The documents take aim at a government assessment of the oilsands sector prepared by the Natural Resources Department.
Officials from Environment Canada who reviewed the original package, warned that it reflected the views of oil companies instead of the facts.
“The package should deliver neutral, balanced and factual information,” said the analysis. “Currently, much of the language is too pro-industry, and would make the government to be perceived as bias and thus not credible or serving the public good.”
The documents warn that some climate change and water quality policies are unproven and could drive up production costs in the oilsands by as much as $20 per barrel of oil, while creating new pollution that affects air quality.

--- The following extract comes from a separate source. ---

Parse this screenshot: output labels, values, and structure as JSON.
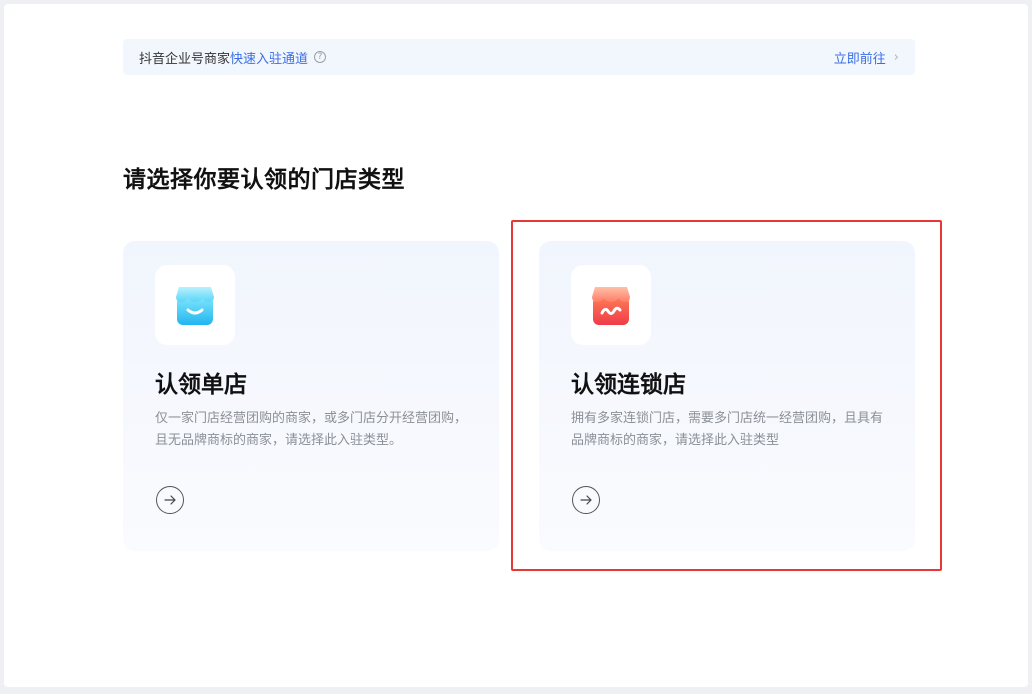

The price of oil is now trading on the markets at about $80 U.S. a barrel.
The analysis notes that the oilsands industry will not be able to implement wide-scale changes needed to address rising pollution, such as the introduction of technology to capture carbon dioxide emissions and bury them underground, without clear regulations and a price signal set by the government.
“There are also significant risks associated with integrating (carbon capture and storage) on a large commercial-scale when it has yet to be successfully demonstrated in the oilsands,” said the package, which also warned the government to address negative impacts of introducing nuclear power into the oilsands production process.
Regarding total greenhouse gas emissions, the documents explain that while the industry has reduced emissions per barrel over the past two decades, overall greenhouse gas emissions have tripled since 1990 and will likely continue to rise.
“I think this document sort of shows some hidden truths about what the government knows about oilsands and what they’re not saying out loud,” said Matt Price, policy director at Environmental Defence, a Toronto-based conservation group which obtained the documents through an Access to Information request. “It obviously says some things in this document that I don’t think the government actually wants the public to hear.”
The original Natural Resources Canada analysis also highlights the economic spinoffs generated throughout the country, estimating that it is projected to increase economic growth by $885 billion between 2000 and 2020, including growth of $634 billion in Alberta, $102 billion in Ontario, $8 billion in Quebec and $45 billion in the rest of the country.
But the Environment Canada comments, which were delivered in an e-mail last February by scientist Mark Tushingham following extensive and wide consultations within the department, questioned why the original document included an overview of a controversial industry-funded report from 2001 that downplayed the carbon footprint of oilsands activity.
“The rapid development of the oilsands has led to a number of environmental challenges affecting the land, water and air,” said the analysis.
Tushingham was also at the centre of controversy in 2006 when the office of former environment minister Rona Ambrose ordered him to cancel a presentation about a new book he wrote on climate change, Hotter Than Hell.
Environment Minister Jim Prentice declined to give an interview about the documents, but Environment Canada spokeswoman Paula Franchellini said the analysis did not necessarily reflect the views of the government.
Jacinthe Perras, a spokeswoman from Natural Resources Canada, acknowledged that a section, prepared by Paul Khanna, a policy adviser on security of supply and the oilsands, highlighted controversial industry-funded research from 2001. But she explained it was, at the time, one of the few studies available evaluating life-cycle impacts of production. Further studies conducted by independent third parties have since been published, she said.